▶ _ASSIGNMENT_: Copy out each line of the data below in which the string "JSON" appears.

Items from an interface collection:

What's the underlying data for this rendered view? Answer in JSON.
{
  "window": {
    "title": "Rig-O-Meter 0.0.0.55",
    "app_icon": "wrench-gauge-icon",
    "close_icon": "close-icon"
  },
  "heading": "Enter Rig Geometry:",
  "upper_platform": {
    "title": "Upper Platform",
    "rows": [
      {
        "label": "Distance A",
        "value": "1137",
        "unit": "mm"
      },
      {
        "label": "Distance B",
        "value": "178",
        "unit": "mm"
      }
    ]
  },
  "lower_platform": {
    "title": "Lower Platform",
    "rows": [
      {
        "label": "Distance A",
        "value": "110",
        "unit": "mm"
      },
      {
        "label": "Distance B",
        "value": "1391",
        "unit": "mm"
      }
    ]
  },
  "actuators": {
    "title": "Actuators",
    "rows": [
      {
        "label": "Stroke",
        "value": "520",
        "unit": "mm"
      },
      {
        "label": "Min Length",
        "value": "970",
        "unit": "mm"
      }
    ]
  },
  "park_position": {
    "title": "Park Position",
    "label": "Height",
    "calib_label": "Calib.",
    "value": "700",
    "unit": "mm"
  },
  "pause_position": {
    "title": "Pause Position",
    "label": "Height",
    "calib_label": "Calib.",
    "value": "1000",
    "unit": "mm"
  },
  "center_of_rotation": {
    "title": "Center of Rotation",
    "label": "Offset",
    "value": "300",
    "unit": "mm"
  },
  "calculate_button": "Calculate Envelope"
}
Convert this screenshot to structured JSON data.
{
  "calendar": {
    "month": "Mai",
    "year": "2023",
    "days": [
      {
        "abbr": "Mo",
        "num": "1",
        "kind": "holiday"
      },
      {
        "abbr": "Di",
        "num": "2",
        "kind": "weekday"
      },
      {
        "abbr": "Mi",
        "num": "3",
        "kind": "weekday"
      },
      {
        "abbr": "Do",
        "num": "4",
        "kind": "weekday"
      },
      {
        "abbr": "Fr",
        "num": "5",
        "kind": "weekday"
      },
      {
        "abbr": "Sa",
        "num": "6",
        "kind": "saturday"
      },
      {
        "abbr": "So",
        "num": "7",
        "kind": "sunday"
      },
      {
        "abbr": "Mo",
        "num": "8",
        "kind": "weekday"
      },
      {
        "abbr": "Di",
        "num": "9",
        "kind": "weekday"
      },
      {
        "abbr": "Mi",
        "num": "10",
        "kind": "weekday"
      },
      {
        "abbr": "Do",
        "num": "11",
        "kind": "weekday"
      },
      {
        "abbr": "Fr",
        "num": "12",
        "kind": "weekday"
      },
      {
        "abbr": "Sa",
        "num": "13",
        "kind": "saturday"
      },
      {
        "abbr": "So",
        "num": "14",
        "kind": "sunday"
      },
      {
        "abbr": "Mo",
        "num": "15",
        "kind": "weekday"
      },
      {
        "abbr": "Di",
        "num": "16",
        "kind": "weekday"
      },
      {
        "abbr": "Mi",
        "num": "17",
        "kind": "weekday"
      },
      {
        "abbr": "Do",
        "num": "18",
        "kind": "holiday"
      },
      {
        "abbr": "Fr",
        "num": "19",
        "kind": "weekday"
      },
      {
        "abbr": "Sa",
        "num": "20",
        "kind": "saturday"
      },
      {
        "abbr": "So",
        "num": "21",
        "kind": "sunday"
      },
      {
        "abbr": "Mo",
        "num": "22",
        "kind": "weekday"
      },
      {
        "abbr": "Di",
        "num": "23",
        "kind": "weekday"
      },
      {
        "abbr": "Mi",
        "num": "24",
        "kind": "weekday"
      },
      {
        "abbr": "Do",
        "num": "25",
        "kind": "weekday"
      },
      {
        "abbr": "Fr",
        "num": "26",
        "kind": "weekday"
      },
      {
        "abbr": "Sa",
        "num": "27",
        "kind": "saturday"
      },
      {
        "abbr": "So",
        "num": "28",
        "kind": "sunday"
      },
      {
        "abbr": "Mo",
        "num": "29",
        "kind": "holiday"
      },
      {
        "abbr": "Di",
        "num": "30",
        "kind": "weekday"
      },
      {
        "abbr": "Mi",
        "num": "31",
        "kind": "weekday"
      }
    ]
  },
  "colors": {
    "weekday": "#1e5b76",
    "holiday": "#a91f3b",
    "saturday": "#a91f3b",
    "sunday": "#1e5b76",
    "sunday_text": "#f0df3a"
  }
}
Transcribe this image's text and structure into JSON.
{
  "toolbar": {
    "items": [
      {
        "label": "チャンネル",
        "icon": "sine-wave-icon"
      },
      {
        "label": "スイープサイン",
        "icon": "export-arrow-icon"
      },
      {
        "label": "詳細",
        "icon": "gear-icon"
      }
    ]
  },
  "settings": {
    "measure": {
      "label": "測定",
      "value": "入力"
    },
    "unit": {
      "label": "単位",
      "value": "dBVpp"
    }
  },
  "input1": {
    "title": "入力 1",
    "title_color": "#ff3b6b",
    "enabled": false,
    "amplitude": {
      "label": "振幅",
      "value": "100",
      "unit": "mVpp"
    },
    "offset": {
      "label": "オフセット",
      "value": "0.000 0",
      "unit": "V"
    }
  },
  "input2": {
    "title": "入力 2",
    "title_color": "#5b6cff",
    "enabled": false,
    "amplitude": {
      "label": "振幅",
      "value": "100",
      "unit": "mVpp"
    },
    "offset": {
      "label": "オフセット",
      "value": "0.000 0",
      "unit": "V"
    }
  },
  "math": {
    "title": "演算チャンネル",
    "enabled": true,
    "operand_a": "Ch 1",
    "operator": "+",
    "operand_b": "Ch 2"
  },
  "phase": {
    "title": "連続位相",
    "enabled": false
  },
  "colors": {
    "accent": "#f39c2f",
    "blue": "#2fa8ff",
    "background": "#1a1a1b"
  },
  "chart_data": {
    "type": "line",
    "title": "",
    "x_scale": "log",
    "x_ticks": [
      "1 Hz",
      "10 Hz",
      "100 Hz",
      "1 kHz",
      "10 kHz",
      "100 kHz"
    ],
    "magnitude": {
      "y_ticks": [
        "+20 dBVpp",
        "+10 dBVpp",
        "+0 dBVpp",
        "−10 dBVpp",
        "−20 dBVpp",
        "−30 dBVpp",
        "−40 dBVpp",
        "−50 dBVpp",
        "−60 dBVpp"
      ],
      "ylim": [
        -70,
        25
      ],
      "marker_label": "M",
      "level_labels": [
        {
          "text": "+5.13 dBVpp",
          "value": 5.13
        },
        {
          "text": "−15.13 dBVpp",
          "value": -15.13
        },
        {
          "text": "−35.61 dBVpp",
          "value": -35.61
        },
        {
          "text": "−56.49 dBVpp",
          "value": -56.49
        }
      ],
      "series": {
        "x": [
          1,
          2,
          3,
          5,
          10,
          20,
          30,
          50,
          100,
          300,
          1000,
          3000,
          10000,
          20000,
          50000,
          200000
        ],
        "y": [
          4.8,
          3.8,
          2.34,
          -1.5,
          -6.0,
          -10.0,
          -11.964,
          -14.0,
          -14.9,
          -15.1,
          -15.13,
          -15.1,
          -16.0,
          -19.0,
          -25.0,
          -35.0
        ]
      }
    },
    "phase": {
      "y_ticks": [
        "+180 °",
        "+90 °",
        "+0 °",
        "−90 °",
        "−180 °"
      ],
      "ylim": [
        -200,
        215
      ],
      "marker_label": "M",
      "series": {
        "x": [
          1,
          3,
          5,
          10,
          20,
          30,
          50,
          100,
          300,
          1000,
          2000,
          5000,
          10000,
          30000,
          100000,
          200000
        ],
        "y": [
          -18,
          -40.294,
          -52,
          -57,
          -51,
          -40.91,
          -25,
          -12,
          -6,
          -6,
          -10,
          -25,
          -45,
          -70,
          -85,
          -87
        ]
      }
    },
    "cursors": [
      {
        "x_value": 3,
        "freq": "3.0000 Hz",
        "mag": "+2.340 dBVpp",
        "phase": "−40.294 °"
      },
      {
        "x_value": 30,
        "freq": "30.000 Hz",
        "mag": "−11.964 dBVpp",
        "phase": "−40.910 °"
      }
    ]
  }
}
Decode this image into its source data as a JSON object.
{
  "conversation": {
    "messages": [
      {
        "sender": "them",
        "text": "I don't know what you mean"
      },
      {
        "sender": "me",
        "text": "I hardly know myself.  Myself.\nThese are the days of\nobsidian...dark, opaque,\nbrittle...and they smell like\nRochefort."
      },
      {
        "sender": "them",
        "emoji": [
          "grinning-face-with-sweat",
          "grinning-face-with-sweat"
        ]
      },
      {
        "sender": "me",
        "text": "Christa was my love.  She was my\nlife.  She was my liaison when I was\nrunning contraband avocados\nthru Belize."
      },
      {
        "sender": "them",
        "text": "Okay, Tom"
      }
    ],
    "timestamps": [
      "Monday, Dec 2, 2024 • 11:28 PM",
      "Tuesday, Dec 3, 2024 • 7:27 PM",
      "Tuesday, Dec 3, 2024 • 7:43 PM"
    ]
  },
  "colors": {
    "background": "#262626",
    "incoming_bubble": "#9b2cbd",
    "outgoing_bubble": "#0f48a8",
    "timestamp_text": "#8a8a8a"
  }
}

▶ _RESPONSE TO THE TASK_:
What's the underlying data for this rendered view? Answer in JSON.
Convert this screenshot to structured JSON data.
Transcribe this image's text and structure into JSON.
Decode this image into its source data as a JSON object.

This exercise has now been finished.